Companies delivering superior growth in sales and earnings tend to be winning names over the long term. However, these companies rarely sell for low valuations, so you generally need to pay premium prices for top-growth stocks. With this in mind, it makes sense to look for strong-growth companies going through temporary challenges and trading at convenient valuations.
Companies such as Priceline (NASDAQ:BKNG), Michael Kors (NYSE:CPRI), and Las Vegas Sands (NYSE:LVS) look attractively valued when considering both valuation ratios and growth potential. These names can remain volatile over the coming months, but they offer big room for gains for investors willing to put long-term opportunity above short-term uncertainty.
Priceline is the global growth leader in online travel services, meaning the companies that provide access to online hotel rooms reservations, plane tickets, and car rentals. The company generates most of its sales and earnings outside the U.S., with nearly 88% of gross bookings coming from international markets during the first quarter of 2015.
The recent appreciation of the U.S. dollar against other world currencies is taking a serious toll on Priceline's financial performance when measured in dollars. Still, the company is doing better than fine in spite of these currency headwinds, and currency-adjusted growth is nothing short of impressive.
Total sales during the last quarter grew 12.2% to $13.8 billion, while the increase in constant currency sales was a much stronger 26% year over year. Priceline booked 104.6 million hotel nights across its platforms during the period, establishing a new record and growing by 25.4% versus the first quarter of 2014.
Priceline's Booking.com hotel platform continues consolidating its leadership position in the online hotel reservations business, extending its presence to more than 635,000 hotels and other accommodations during the last quarter, a 40% annual increase.
Because of market fears over currency movements, Priceline is trading at a forward P/E ratio in the neighborhood of 17.5, in line with the average valuation for companies in the S&P 500 index. However, everything suggests that Priceline will materially outgrow most other companies in the index over the years to come, so the company can easily justify a higher valuation.
Michael Kors is one of the hottest names in the fashion business right now. However, you wouldn't have guessed that by looking at the stock price, since Michael Kors' stock is down by an unfashionable 50% over the past year.
The business is reporting solid numbers, though. Michael Kors delivered a big 29.9% revenue increase during the last quarter, on the back of a 37% increase in retail sales, a 24.4% jump in wholesale revenue, and an 8.6% increase in licensing revenue. Sales in North America grew 22.6%, while Europe delivered a bigger 72.1% increase in year-over-year sales.
Fashion is a very competitive and always changing business, and same-store sales in North America are slowing down as the company gains penetration in this market. Also, Michael Kors is expanding into lower-priced products, and analysts are concerned that doing so could hurt the brand image.

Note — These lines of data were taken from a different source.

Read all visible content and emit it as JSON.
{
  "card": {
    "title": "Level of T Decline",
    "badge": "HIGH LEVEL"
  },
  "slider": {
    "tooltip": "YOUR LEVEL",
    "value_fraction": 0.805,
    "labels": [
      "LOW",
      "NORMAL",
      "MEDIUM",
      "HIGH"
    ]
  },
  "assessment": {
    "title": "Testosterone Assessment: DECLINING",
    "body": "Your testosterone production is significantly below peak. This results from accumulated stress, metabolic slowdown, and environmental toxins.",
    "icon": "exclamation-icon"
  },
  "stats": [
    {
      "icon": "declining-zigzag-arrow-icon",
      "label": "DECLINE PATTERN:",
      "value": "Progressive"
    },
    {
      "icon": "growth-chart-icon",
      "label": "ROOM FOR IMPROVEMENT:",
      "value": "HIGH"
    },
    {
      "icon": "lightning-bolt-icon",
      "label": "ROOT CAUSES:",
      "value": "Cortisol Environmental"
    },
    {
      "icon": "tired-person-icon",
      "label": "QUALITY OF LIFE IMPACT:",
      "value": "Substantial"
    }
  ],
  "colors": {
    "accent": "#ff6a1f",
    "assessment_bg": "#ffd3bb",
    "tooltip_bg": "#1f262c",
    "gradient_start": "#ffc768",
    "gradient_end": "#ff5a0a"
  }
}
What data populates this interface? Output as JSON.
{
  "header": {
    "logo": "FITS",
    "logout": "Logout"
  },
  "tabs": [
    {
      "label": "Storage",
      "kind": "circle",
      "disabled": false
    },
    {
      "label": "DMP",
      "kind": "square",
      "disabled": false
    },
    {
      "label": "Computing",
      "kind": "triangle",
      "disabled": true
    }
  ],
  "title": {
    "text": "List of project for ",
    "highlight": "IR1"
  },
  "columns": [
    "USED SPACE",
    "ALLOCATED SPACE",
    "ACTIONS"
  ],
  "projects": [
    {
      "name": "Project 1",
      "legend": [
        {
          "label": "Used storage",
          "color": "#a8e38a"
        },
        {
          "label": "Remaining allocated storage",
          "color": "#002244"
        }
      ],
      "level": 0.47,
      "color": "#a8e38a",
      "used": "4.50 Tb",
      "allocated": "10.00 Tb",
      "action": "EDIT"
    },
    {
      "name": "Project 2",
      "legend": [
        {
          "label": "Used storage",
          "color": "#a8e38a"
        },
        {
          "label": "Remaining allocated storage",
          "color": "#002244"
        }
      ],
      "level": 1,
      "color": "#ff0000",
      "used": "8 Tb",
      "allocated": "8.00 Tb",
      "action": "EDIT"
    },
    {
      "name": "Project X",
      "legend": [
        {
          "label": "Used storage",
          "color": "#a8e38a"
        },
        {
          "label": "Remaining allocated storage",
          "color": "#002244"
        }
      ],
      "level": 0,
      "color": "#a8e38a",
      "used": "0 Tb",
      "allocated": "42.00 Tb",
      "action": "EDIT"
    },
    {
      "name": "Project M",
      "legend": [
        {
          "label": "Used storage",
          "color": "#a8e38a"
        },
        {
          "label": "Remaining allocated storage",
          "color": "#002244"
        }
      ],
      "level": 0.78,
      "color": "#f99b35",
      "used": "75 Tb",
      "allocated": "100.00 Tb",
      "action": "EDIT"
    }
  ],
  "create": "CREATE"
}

While these concerns aren't completely unreasonable, the risks seem to be clearly incorporated into the valuation. Michael Kors trades at a forward P/E ratio of around 10 times earnings forecasts for the coming year, an entry price that allows for a lot of upside room if performance turns out to be better than expected.
Las Vegas Sands

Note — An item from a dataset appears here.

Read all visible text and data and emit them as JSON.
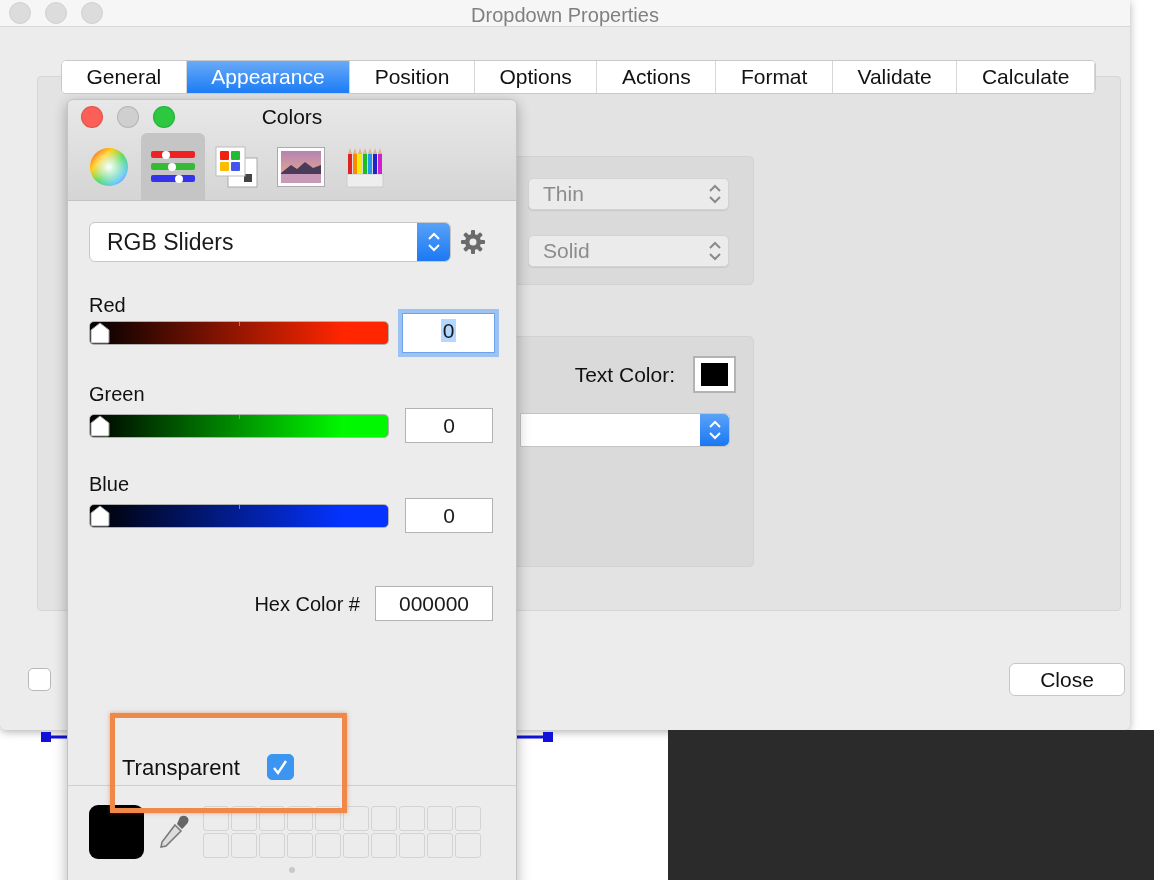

Las Vegas Sands is the leading casino and hotel operator in Macau, the only region in China where gambling is legal. The company owns a dominant 45% market share among gambling operators in the region, and it's especially strong in the particularly lucrative mass market.

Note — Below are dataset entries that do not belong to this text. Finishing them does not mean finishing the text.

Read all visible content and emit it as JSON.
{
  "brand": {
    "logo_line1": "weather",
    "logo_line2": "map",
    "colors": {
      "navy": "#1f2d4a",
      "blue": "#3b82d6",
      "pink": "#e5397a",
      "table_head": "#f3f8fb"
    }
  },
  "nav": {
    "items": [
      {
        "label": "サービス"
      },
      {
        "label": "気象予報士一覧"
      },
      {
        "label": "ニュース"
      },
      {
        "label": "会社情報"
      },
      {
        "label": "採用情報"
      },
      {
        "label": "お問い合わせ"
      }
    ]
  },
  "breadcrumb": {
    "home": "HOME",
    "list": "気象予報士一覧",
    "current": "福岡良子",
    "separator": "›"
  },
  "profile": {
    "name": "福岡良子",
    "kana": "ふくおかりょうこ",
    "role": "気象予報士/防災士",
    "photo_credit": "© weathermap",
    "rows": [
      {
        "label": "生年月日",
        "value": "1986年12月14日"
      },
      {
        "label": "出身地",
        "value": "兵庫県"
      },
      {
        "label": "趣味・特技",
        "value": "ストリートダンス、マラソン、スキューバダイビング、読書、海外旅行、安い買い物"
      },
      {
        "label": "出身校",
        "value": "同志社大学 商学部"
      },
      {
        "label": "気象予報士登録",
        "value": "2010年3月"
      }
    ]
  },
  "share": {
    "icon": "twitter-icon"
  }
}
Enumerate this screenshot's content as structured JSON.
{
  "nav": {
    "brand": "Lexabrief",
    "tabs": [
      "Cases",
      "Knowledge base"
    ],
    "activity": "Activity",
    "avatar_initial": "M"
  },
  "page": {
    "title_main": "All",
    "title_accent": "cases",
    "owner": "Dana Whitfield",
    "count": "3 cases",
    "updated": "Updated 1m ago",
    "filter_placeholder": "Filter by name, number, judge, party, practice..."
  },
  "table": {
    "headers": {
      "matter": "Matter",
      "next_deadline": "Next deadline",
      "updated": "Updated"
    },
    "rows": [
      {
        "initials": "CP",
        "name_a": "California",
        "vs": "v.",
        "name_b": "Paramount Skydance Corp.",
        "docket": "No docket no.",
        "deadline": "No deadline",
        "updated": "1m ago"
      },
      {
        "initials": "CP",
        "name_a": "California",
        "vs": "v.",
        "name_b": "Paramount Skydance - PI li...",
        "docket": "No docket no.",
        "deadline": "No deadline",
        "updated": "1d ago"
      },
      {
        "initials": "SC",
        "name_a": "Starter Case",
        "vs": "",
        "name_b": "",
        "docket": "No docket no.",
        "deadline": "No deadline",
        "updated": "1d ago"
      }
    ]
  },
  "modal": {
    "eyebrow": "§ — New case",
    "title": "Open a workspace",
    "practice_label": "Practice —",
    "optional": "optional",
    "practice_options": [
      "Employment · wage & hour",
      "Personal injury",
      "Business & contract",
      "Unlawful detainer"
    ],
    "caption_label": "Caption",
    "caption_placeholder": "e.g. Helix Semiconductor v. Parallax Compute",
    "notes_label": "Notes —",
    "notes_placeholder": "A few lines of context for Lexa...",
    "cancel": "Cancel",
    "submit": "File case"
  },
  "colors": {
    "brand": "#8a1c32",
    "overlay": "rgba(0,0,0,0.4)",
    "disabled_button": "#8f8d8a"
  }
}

Chinese authorities are imposing a series of restrictions on VIP players to combat corruption and money laundering through Macau casinos. In addition, the Chinese government is trying to change Macau's reputation, building it into a family-oriented center with more attractions such as restaurants and live shows, as opposed to mostly gambling. This development is proving to be a painful transition for Las Vegas Sands and other Macau casinos, as gambling revenue in the region collapsed by 37% during May, marking the fourth consecutive quarter with declines of more than 30%. In this context, Las Vegas Sands stock is down by 32% from its highs of the past year.
However, that's no reason to despair. While it's hard to forecast demand in Macau over the coming months, things look much more encouraging when taking a multi-year perspective. Chinese middle-class consumption spending is expected to amount to a staggering $10 trillion by 2030, and Macau is in a privileged position to benefit from rising spending in leisure and entertainment in China for years to come.
Las Vegas Sands pays a dividend yield of more than 5% at current prices. That looks like an attractive valuation for such a profitable company with a leading strategic position in one of the most exciting gaming markets in the world.